SOLAR POWERED TRUCKS AND CARS: THE DREAM IS ALMOST REAL
Accessories will be first application
With the announcement that Franchise Holdings International’s Worksport subsidiary (FNHI:OTCQB) would soon be introducing TerraVis, a mobile panel and solar generator system for the light truck market, there is renewed focus on solar power for vehicles of all kinds. For years, the solar-powered car (or truck) has been a fond but faint hope for the future. Just a few years ago, doubters said this concept would impractical and maybe impossible. A Toyota Prius, for example, with a solar roof needed a traditional battery charging system. Only four miles were added to its range. The critics were not impressed. But that was then.
Toyota now has fitted out an experimental Prius with a fresh rooftop solar kit to explore the limits of sun-powered road travel. Unlike the previous solar panels to adorn its plug-in hybrid, the new array will be capable of charging the vehicle while it is on the move, a feature that is hoped to give range and efficiency a significant boost. Hyundai has progressed a little further and has launched its first ever car with a solar roof charging system. In a recent announcement, the company said that the technology would be used on the latest version of its Sonata Hybrid and then introduced to other vehicles over the coming years.
In Europe, the ambitious and recently revealed Lightyear One EV is being developed by members of Solar Team Eindhoven who won the World Solar Challenges in 2013, 2015 and 2017. It can leverage five square meters of solar cells embedded in the roof and hood to power the car for up to 20,000 km of clean travel per year.
German manufacturer Sono Motors is taking $135,000 pre-orders for its Sion solar-powered car, with the vehicles due on Europe’s roads as early as 2021. Developed in Germany, it is being produced in Sweden at a former Saab plant.
Even trains benefit from solar power. Australia’s Byron Bay Railroad Company has restored a derelict heritage train. It repaired three kilometres of railway line and a bridge and reinvigorated and consequently preserved a section of an out of action rail corridor to provide a heritage rail service linking two key Byron Bay centres. At least 73% of the energy generated from solar panels on the train and train storage shed are fed into the grid. The remainder is used to operate the train.
Indian Railways debuted trains with solar panels on their roofs to power on-board services such as lights and fans. Trains travel on a fixed route and can be quickly recharged at each stop using electricity generated by static solar panels. For that reason, they have been the target of several renewable energy projects.
And in the electric car market, Tesla, the bellwether company, delivered a record breaking 95,200 cars in Q2. Renewable energy sources really are coming into their own, said FNHI and Worksport CEO Steven Rossi.
According to Rossi, solar power offers true independence for light trucks.
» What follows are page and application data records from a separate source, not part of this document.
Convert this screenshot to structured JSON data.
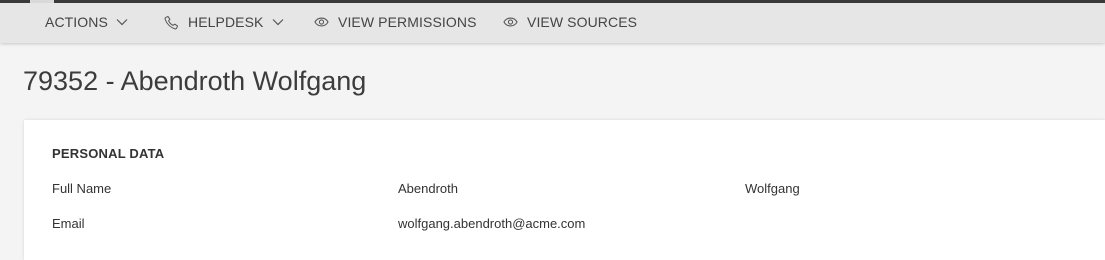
{
  "toolbar": {
    "actions_label": "ACTIONS",
    "helpdesk_label": "HELPDESK",
    "view_permissions_label": "VIEW PERMISSIONS",
    "view_sources_label": "VIEW SOURCES"
  },
  "page": {
    "title": "79352 - Abendroth Wolfgang"
  },
  "personal_data": {
    "section_title": "PERSONAL DATA",
    "rows": [
      {
        "label": "Full Name",
        "values": [
          "Abendroth",
          "Wolfgang"
        ]
      },
      {
        "label": "Email",
        "values": [
          "wolfgang.abendroth@acme.com"
        ]
      }
    ]
  },
  "icons": [
    "chevron-down-icon",
    "phone-icon",
    "eye-icon"
  ],
  "colors": {
    "toolbar_bg": "#e6e6e6",
    "page_bg": "#f4f4f4",
    "card_bg": "#ffffff",
    "text": "#333333"
  }
}
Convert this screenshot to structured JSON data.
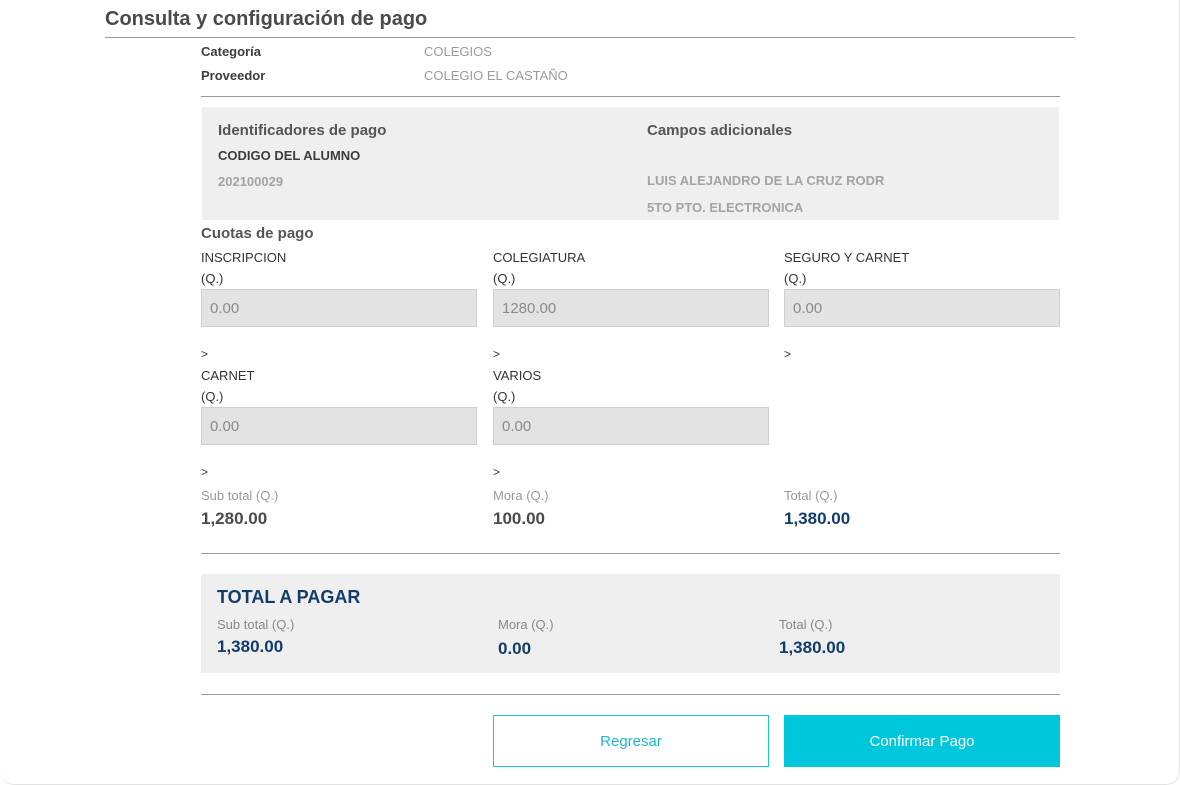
{
  "page": {
    "title": "Consulta y configuración de pago"
  },
  "provider_info": {
    "category_label": "Categoría",
    "category_value": "COLEGIOS",
    "provider_label": "Proveedor",
    "provider_value": "COLEGIO EL CASTAÑO"
  },
  "identifiers": {
    "title": "Identificadores de pago",
    "field_label": "CODIGO DEL ALUMNO",
    "field_value": "202100029"
  },
  "additional_fields": {
    "title": "Campos adicionales",
    "line1": "LUIS ALEJANDRO DE LA CRUZ RODR",
    "line2": "5TO PTO. ELECTRONICA"
  },
  "fees": {
    "title": "Cuotas de pago",
    "marker": ">",
    "currency_label": "(Q.)",
    "items": [
      {
        "label": "INSCRIPCION",
        "value": "0.00"
      },
      {
        "label": "COLEGIATURA",
        "value": "1280.00"
      },
      {
        "label": "SEGURO Y CARNET",
        "value": "0.00"
      },
      {
        "label": "CARNET",
        "value": "0.00"
      },
      {
        "label": "VARIOS",
        "value": "0.00"
      }
    ]
  },
  "summary": {
    "subtotal_label": "Sub total (Q.)",
    "subtotal_value": "1,280.00",
    "mora_label": "Mora (Q.)",
    "mora_value": "100.00",
    "total_label": "Total (Q.)",
    "total_value": "1,380.00"
  },
  "total_to_pay": {
    "title": "TOTAL A PAGAR",
    "subtotal_label": "Sub total (Q.)",
    "subtotal_value": "1,380.00",
    "mora_label": "Mora (Q.)",
    "mora_value": "0.00",
    "total_label": "Total (Q.)",
    "total_value": "1,380.00"
  },
  "actions": {
    "back_label": "Regresar",
    "confirm_label": "Confirmar Pago"
  },
  "colors": {
    "accent": "#00c8dc",
    "navy": "#123d6a",
    "panel": "#efefef"
  }
}
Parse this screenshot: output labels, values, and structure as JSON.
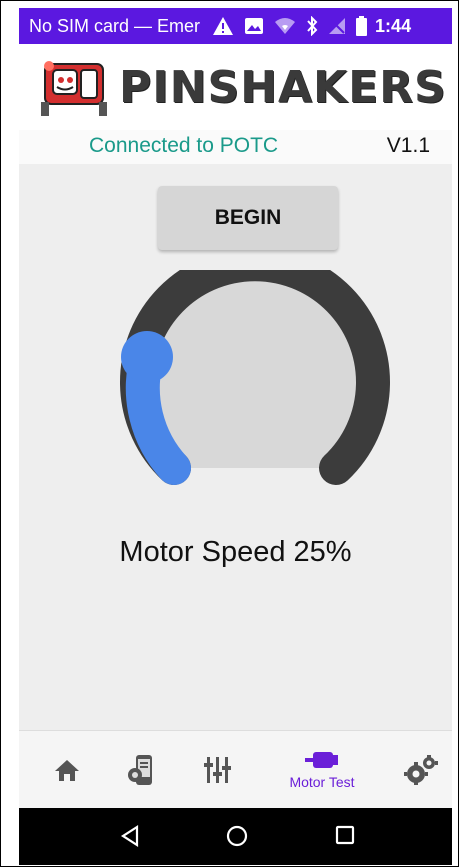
{
  "status_bar": {
    "carrier": "No SIM card — Emer",
    "time": "1:44",
    "background": "#5b18e0"
  },
  "header": {
    "logo_text": "PINSHAKERS",
    "connection_status": "Connected to POTC",
    "version": "V1.1"
  },
  "main": {
    "begin_label": "BEGIN",
    "motor_speed_label": "Motor Speed 25%",
    "motor_speed_percent": 25,
    "accent_color": "#4a86e8",
    "track_color": "#3c3c3c"
  },
  "bottom_nav": {
    "items": [
      {
        "icon": "home-icon",
        "label": ""
      },
      {
        "icon": "phone-settings-icon",
        "label": ""
      },
      {
        "icon": "sliders-icon",
        "label": ""
      },
      {
        "icon": "motor-icon",
        "label": "Motor Test",
        "active": true
      },
      {
        "icon": "gears-icon",
        "label": ""
      }
    ],
    "active_color": "#6b1fd8"
  },
  "system_nav": {
    "buttons": [
      "back-icon",
      "home-circle-icon",
      "recents-icon"
    ]
  }
}
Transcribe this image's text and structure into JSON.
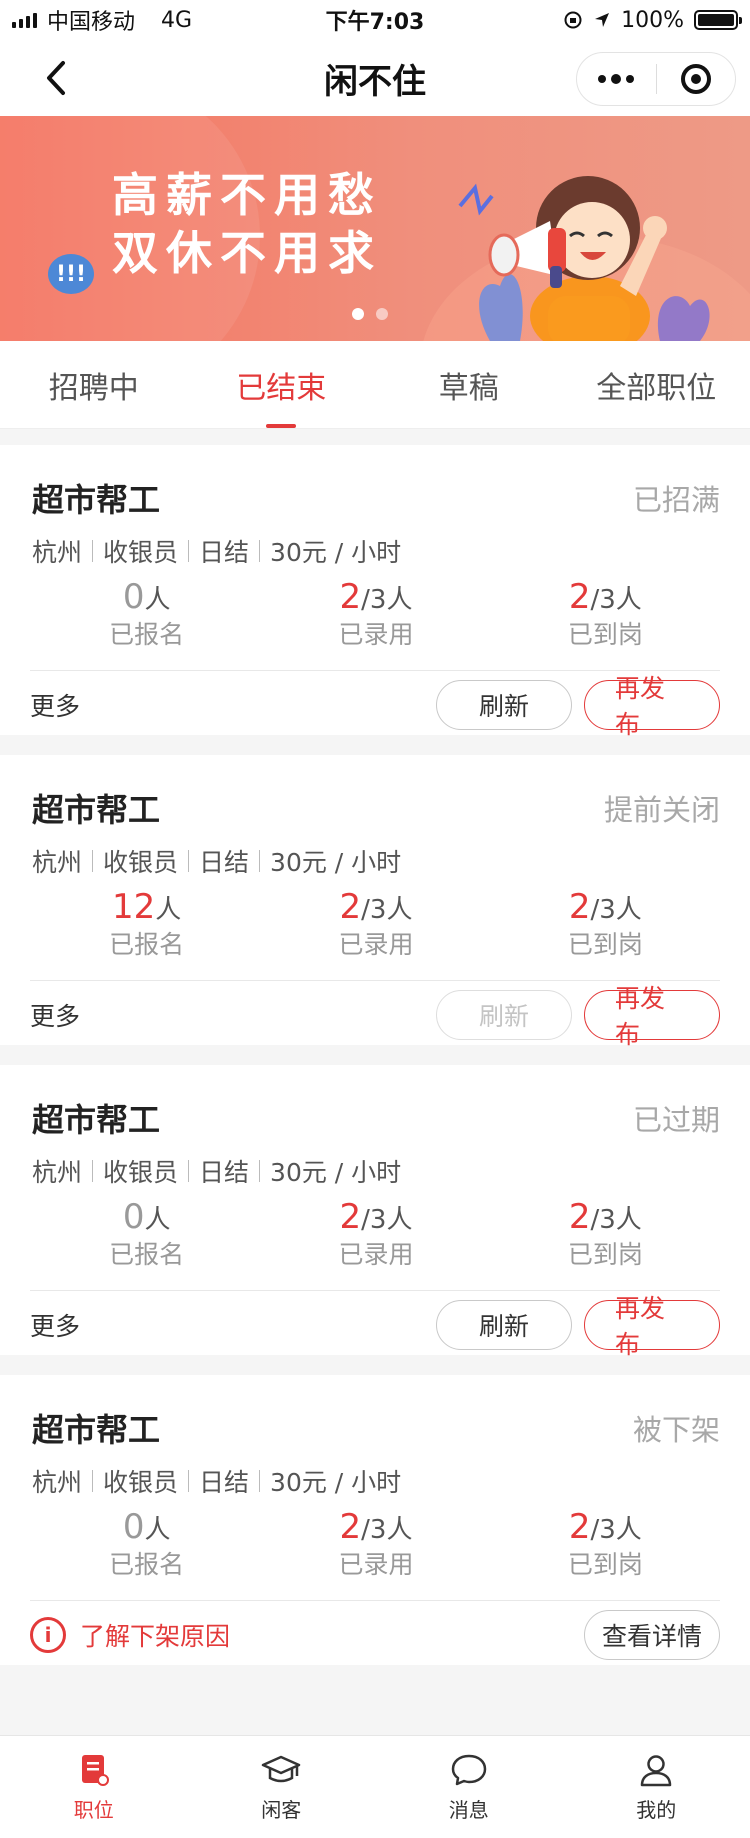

It is low maintenance; no moving parts, adopts well to 12-volt trucks power systems. It’s quiet, there are no deadly fumes. It also weighs very little, is easy to use, and doesn’t take up valuable storage space like a generator. It can recharge tools and all kinds of other equipment and provide reserve power for a truck. All of these reasons are why Worksport has developed Alpha TerraVis, one of the company’s most innovative tonneau covers.
The name of Worksport’s TerraVis, a patented and trademarked mobile panel and solar generator system completely unique in both its design and application, is derived from the Latin terminology for earth (terra) and force (vis). TerraVis will encompass a line of innovative and powerful solar generator integrations for trucks, making the connection between earth and force a vital component of the vision and energy behind TerraVis. The very first of its kind, this brand-new solar generator, a breakthrough innovation, aims to affordably modernize and enhance today’s trucks while working towards carbon neutrality.
“The TerraVis system has the potential to effectively off-grid trucks, allowing them to capture and utilize solar energy whether they have been engineered with electric capabilities or not,” says Rossi. “We are creating a system that will bridge a substantial gap in the current market—a gap between every-day truck owners and the future’s most promising technologies.”
“The TerraVis can produce a total of 440 watts of electric current through its solar panels,” explained Rossi. “The panels are covered in plexiglass and are serviceable. They can be removed, repaired, replaced, or added.”
As a four-fold design, with a locking hinge and full bed access, and a built-in back rack system, the Alpha can deploy and collapse with ease. In its collapsed form, it is held in place up against the bedside closest to the cab, where it sits out of the way to allow complete rear visibility. The built-in utility tracks keep the panels from coming out of place during deployment and retraction, too.
“Worksport is firmly a part of the solar power revolution,” Rossi said. “We intend to take our place with the best companies, only in our niche, the huge light truck market, where just about everyone needs a tonneau cover. We feel that once introduced, the TerraVis solar truck bed cover will revolutionize the market.”
Yes, solar applications for cars, light trucks and even trains have arrived—and their future is very bright, especially at Worksport.